It’s definitely a busy summer for the National Foundation for Ectodermal Dysplasias (NFED)! If you follow our communications, you know we are going to be in Washington D.C. in July for the Family Conference and a historic first, Ectodermal Dysplasias Advocacy Day on Capitol Hill.
Those are both incredibly important and major events for us. But, it’s not all we are doing while in our nation’s capital. We have several research projects and a dermatology grand rounds taking place, too.
We are excited to have several researchers at the National Institutes of Health (NIH) interested in the ectodermal dysplasias. The NIH, a part of the U.S. Department of Health and Human Services, is the nation’s medical research agency. It’s located in Bethesda, Md. which is just outside of Washington, D.C.
What Is and Isn’t An Ectodermal Dysplasia?
Conditions affecting tissues of ectoderm have been historically classified as ectodermal dysplasias. For the last 30 years, conditions having two or more tissues of the ectoderm that develop abnormally, because of genetic causes, were included in this group of conditions.
Because of the large number of genetically and clinical diverse conditions meeting this inclusion criteria, there is support for developing an updated and modified classification system for the ectodermal dysplasias. The goal is to develop an approach to classifying the many different ectodermal dysplasias in a logical and consistent manner that better facilitates gathering information and communicating the clinical features or conditions that are associated with a specific condition.
This will improve understanding by affected individuals and family members as well as health care providers and researchers. Ideally, this classification would lend itself to a computerized data base that would be searchable and useful in integrating clinical data, molecular genetics and molecular pathway data.
A group of international experts will reconvene in July in Washington DC, on the NIH campus. Their goal is to come to a consensus on a new classification system to better meet the needs of the ectodermal dysplasias community. The NFED has taken a lead role in this project. Watch for more information after the meeting in July.
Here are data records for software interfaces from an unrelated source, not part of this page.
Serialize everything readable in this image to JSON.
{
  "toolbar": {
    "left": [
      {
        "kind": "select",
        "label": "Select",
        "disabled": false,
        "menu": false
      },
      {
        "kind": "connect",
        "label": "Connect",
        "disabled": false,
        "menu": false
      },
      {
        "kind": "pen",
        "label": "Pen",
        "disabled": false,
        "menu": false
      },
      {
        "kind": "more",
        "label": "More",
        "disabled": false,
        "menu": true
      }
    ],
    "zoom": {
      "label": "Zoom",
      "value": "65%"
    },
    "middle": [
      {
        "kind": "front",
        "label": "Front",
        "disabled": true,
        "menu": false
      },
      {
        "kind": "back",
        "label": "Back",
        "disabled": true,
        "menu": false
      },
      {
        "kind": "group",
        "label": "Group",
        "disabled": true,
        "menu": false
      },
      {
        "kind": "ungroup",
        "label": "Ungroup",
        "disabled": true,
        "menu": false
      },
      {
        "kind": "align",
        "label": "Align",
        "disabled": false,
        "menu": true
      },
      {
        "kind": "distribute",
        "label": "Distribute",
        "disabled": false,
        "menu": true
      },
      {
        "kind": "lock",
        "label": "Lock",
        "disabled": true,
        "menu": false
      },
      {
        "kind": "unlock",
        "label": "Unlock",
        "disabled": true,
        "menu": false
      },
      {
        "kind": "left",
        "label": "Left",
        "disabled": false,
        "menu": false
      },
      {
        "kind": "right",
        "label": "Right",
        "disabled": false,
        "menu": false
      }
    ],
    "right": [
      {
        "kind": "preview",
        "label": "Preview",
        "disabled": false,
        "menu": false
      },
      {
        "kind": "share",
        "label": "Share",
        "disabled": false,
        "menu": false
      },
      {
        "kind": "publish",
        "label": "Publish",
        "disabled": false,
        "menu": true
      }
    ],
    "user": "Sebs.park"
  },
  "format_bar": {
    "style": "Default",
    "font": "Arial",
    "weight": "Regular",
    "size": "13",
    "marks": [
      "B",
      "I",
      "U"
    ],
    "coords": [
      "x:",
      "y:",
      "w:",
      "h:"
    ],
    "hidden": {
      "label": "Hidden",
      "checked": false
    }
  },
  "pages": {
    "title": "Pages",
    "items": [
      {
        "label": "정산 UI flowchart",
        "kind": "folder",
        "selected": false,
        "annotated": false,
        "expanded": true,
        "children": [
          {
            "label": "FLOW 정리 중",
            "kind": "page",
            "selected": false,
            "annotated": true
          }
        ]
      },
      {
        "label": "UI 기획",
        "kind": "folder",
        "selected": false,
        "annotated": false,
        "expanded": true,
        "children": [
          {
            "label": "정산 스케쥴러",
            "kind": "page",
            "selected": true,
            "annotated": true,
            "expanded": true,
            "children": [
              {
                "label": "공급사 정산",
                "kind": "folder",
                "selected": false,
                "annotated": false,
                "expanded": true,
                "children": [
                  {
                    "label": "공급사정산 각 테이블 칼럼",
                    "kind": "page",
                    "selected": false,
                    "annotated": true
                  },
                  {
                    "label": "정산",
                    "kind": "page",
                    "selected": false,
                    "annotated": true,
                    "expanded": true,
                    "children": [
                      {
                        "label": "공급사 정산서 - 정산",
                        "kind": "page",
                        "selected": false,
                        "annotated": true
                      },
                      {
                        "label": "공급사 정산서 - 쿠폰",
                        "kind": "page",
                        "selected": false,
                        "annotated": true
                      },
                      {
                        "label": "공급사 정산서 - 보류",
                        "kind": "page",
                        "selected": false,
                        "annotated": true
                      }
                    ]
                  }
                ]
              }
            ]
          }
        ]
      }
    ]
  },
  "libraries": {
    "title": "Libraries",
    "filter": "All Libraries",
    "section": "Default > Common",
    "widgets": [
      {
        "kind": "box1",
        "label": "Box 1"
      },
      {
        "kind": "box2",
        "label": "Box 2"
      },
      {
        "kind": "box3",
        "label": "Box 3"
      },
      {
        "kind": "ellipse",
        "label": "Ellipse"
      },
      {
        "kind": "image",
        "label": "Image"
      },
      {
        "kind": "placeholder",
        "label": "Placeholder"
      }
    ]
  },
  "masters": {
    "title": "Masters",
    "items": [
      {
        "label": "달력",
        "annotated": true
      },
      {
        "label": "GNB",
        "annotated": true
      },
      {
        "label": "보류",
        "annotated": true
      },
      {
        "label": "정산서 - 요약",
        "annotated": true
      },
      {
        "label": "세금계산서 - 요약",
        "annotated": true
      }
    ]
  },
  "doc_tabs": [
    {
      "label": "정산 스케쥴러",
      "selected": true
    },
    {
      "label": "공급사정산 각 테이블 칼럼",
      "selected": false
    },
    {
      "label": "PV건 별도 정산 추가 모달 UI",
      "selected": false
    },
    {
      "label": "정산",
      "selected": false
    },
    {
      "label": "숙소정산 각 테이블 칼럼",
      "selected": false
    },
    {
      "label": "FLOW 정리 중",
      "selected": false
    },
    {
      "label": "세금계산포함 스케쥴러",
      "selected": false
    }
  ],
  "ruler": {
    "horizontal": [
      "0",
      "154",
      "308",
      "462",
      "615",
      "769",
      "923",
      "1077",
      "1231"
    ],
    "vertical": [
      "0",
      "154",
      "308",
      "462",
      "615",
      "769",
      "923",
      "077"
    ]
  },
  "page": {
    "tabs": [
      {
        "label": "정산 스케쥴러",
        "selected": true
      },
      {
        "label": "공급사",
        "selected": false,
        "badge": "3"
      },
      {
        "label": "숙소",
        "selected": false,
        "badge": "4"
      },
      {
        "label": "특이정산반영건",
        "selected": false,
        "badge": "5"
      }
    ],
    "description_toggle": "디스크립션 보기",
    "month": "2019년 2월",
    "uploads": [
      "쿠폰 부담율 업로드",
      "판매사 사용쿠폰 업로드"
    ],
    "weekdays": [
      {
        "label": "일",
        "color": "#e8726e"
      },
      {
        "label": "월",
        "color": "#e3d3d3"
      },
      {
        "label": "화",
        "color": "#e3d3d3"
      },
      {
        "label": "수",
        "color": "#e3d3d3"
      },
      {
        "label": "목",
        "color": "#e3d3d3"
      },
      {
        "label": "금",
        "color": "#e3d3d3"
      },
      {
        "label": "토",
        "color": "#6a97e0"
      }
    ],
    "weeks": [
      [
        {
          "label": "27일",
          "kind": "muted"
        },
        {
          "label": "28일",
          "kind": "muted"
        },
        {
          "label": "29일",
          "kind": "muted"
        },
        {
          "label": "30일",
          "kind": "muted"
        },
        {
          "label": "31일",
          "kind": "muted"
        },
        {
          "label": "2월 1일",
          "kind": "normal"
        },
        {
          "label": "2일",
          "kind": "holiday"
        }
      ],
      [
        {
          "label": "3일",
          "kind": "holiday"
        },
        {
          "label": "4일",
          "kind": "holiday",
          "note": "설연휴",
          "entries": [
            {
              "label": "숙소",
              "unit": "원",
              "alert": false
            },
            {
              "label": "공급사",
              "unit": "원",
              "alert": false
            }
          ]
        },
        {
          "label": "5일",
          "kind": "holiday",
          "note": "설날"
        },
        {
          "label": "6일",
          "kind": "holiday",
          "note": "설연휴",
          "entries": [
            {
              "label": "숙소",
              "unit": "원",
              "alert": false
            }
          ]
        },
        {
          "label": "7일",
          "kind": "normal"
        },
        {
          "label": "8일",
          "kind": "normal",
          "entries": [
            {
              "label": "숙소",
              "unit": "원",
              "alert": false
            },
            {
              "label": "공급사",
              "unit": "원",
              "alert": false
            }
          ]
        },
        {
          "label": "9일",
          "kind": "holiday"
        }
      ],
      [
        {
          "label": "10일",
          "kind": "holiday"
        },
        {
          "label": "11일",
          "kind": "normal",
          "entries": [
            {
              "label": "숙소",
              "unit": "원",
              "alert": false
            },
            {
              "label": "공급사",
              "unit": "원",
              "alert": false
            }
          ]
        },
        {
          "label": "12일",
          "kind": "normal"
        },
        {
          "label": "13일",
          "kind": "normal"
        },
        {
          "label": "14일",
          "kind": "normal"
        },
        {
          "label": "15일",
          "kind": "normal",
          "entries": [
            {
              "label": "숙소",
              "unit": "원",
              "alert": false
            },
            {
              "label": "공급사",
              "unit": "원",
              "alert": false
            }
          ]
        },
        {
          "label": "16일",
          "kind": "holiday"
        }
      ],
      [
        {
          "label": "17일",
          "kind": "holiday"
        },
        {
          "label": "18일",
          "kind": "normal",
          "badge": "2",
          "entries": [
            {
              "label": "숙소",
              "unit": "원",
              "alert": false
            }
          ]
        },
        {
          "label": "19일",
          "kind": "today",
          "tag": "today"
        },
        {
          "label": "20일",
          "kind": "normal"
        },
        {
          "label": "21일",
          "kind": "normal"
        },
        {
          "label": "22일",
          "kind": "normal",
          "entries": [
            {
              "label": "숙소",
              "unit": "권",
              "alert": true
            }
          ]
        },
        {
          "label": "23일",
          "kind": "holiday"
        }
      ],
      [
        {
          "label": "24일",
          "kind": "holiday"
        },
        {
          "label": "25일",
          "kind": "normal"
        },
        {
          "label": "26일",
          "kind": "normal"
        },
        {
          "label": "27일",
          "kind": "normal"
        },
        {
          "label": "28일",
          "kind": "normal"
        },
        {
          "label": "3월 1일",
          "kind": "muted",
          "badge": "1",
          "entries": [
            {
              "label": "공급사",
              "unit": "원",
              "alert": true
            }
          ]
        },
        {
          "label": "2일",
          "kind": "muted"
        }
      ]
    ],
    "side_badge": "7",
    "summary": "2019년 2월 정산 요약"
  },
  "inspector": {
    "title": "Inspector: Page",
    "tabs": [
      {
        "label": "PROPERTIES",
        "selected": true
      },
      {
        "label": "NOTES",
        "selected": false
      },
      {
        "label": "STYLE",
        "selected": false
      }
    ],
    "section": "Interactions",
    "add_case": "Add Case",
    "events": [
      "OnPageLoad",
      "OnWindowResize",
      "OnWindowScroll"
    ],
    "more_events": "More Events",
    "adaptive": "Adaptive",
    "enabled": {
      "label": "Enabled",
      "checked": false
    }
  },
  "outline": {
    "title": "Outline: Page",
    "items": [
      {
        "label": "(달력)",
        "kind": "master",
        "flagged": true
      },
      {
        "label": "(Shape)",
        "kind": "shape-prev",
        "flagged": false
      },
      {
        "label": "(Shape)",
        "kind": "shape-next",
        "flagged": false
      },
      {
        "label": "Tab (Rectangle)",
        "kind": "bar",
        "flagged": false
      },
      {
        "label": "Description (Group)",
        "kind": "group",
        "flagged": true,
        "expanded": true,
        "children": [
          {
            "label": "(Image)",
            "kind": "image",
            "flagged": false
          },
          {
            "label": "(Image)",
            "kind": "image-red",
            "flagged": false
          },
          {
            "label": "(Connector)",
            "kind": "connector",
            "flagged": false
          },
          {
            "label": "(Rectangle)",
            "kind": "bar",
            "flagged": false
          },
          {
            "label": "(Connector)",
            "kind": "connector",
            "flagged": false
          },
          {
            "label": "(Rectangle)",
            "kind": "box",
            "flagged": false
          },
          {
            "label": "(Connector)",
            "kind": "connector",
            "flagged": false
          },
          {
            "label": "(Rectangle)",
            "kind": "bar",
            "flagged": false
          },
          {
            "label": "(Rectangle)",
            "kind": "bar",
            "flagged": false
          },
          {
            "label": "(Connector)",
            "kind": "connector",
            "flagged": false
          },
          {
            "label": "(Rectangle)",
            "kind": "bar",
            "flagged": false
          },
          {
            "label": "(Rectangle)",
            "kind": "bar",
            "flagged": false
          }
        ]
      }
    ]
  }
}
Investigating Respiratory and Immune Function Issues
Families have consistently reported increased levels of concerns for respiratory infections, asthma and allergic rhinitis in individual affected by several ectodermal dysplasias. Previous survey studies of our NFED families have confirmed a significant increase in allergic disorders, asthma, eczema, ear infections and sinusitis in affected individuals compared to the general population.
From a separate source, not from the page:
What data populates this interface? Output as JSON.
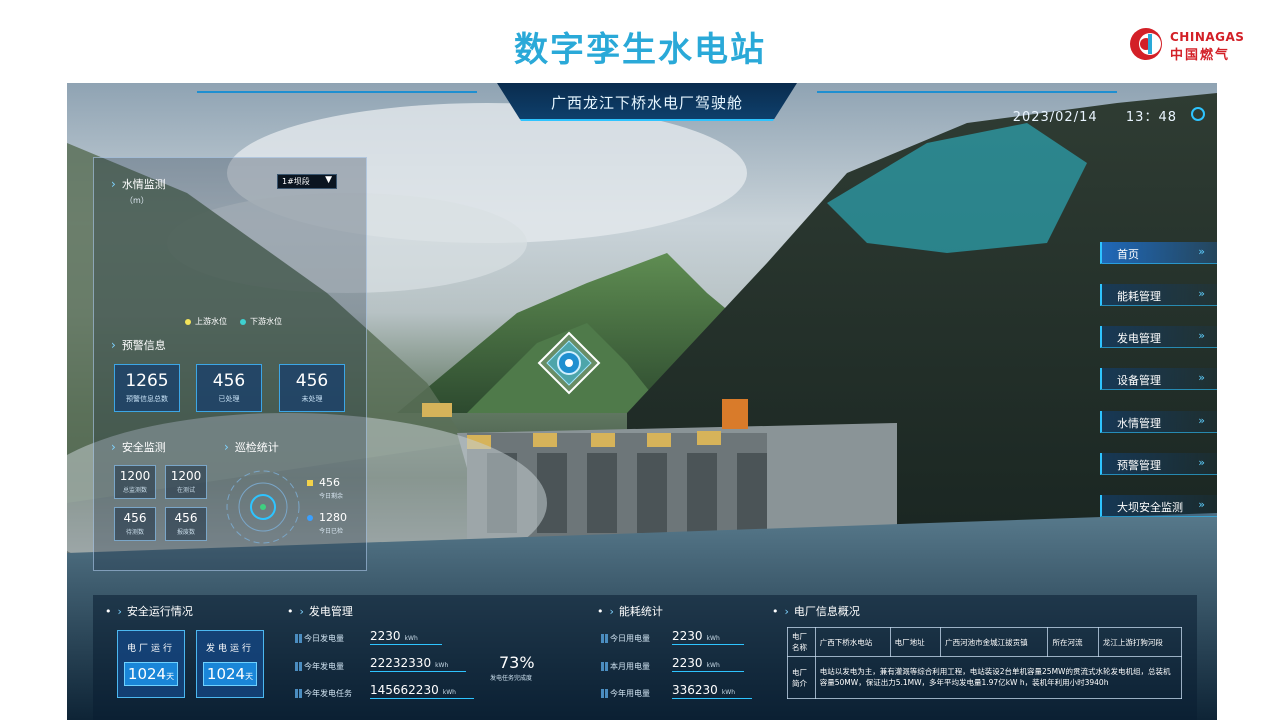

We are thrilled that Dr. Kenneth Olivier and Dr. Alexandra Freeman, NIH experts in pediatric pulmonology (lung disorders) and infectious diseases and immunology will be performing respiratory function testing and immune function testing in individuals affected by ectodermal dysplasias. Their work is a part of a study of craniofacial anomalies. The goal of the study is to develop treatments for the various anomalies, including ectodermal dysplasias.
We are grateful to all of our families who stepped forward to volunteer for this study. It’s taking place July 18-20 at the NIH.
Educating Scientists at NIH
Dr. Maria Morasso, an NIH researcher, is sponsoring a day of ectodermal dysplasias education at the NIH on the Monday following Family Conference. This conference will highlight the current and needed research on the ectodermal dysplasias. I am honored to be able to attend along with several other professionals from our Scientific Advisory Council and NFED funded researchers. Speakers include Drs. Tim Fete, Tim Wright, Clark Stanford, Maranke Koster, Rene D’Souza and Holm Schneider.
Because ectodermal dysplasias are rare, the conditions are not necessarily at the forefront of researchers’ minds. We are hopeful that this day will expose more investigators to the conditions and the enormous need and opportunities that exist to research them.
XLHED and p63 Syndrome Research Updates
Dr. Schneider and Dr. Koster will both attend the Family Conference and updating families on their research. Dr. Schneider treated three babies affected by x-linked hypohidrotic ectodermal dysplasias in utero with EDI200. Those babies appear to have developed normal sweat glands and tooth buds. We look forward to hearing the latest developments in this exciting research.
Dr. Koster will share with families affected by p63 conditions, ankyloblepharon-ectodermal defects-clefting (AEC) syndrome and ectrodactly-ectodermal dysplasia-clefting (EEC) syndrome, the progress her lab team has made on two different projects. In the first, they are working on a potential treatment for skin erosions and in the second, a treatment using an individual’s own stem cells for a cornea transplant.
The Future of Research
All of these projects are incredibly exciting. We have great hope they will benefit our community. We remain committed to supporting these efforts and being the catalyst for new research. As you can imagine, this kind of work takes enormous financial resources. Soon, we will be announcing an opportunity for how you can help us advance research. Stay tuned!
Preliminary results show the potential to alleviate two symptoms of the most common ectodermal dysplasia. But we need your help to fund this project and others.
Research is at a Critical Point
Preliminary results show the potential to alleviate two symptoms of the most common ectodermal dysplasia. But we need your help to fund this project and others.Contribute to Groundbreaking Research